Repeat each entry below exactly as it stands.
(Input for this task begins)
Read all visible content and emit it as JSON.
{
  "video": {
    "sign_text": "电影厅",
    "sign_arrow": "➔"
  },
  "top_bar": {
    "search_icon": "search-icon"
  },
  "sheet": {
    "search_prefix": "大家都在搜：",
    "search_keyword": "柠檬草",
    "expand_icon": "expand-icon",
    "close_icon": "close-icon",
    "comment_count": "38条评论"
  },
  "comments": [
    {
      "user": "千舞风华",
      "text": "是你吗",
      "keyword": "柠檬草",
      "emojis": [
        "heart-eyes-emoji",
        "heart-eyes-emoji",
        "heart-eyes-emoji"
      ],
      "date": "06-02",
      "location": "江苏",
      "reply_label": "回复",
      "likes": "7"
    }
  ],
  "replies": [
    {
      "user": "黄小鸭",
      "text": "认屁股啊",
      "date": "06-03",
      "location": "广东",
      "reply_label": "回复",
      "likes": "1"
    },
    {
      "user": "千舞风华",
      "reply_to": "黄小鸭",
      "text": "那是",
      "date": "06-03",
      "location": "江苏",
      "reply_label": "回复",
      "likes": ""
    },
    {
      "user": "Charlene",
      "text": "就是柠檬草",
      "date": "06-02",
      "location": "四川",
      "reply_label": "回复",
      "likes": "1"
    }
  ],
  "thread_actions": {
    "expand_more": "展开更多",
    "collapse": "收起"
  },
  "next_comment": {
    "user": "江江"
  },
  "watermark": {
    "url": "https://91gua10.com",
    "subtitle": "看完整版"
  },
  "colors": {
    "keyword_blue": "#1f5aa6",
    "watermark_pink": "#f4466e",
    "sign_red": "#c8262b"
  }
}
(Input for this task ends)
■ Task result
Read all visible content and emit it as JSON.
{
  "video": {
    "sign_text": "电影厅",
    "sign_arrow": "➔"
  },
  "top_bar": {
    "search_icon": "search-icon"
  },
  "sheet": {
    "search_prefix": "大家都在搜：",
    "search_keyword": "柠檬草",
    "expand_icon": "expand-icon",
    "close_icon": "close-icon",
    "comment_count": "38条评论"
  },
  "comments": [
    {
      "user": "千舞风华",
      "text": "是你吗",
      "keyword": "柠檬草",
      "emojis": [
        "heart-eyes-emoji",
        "heart-eyes-emoji",
        "heart-eyes-emoji"
      ],
      "date": "06-02",
      "location": "江苏",
      "reply_label": "回复",
      "likes": "7"
    }
  ],
  "replies": [
    {
      "user": "黄小鸭",
      "text": "认屁股啊",
      "date": "06-03",
      "location": "广东",
      "reply_label": "回复",
      "likes": "1"
    },
    {
      "user": "千舞风华",
      "reply_to": "黄小鸭",
      "text": "那是",
      "date": "06-03",
      "location": "江苏",
      "reply_label": "回复",
      "likes": ""
    },
    {
      "user": "Charlene",
      "text": "就是柠檬草",
      "date": "06-02",
      "location": "四川",
      "reply_label": "回复",
      "likes": "1"
    }
  ],
  "thread_actions": {
    "expand_more": "展开更多",
    "collapse": "收起"
  },
  "next_comment": {
    "user": "江江"
  },
  "watermark": {
    "url": "https://91gua10.com",
    "subtitle": "看完整版"
  },
  "colors": {
    "keyword_blue": "#1f5aa6",
    "watermark_pink": "#f4466e",
    "sign_red": "#c8262b"
  }
}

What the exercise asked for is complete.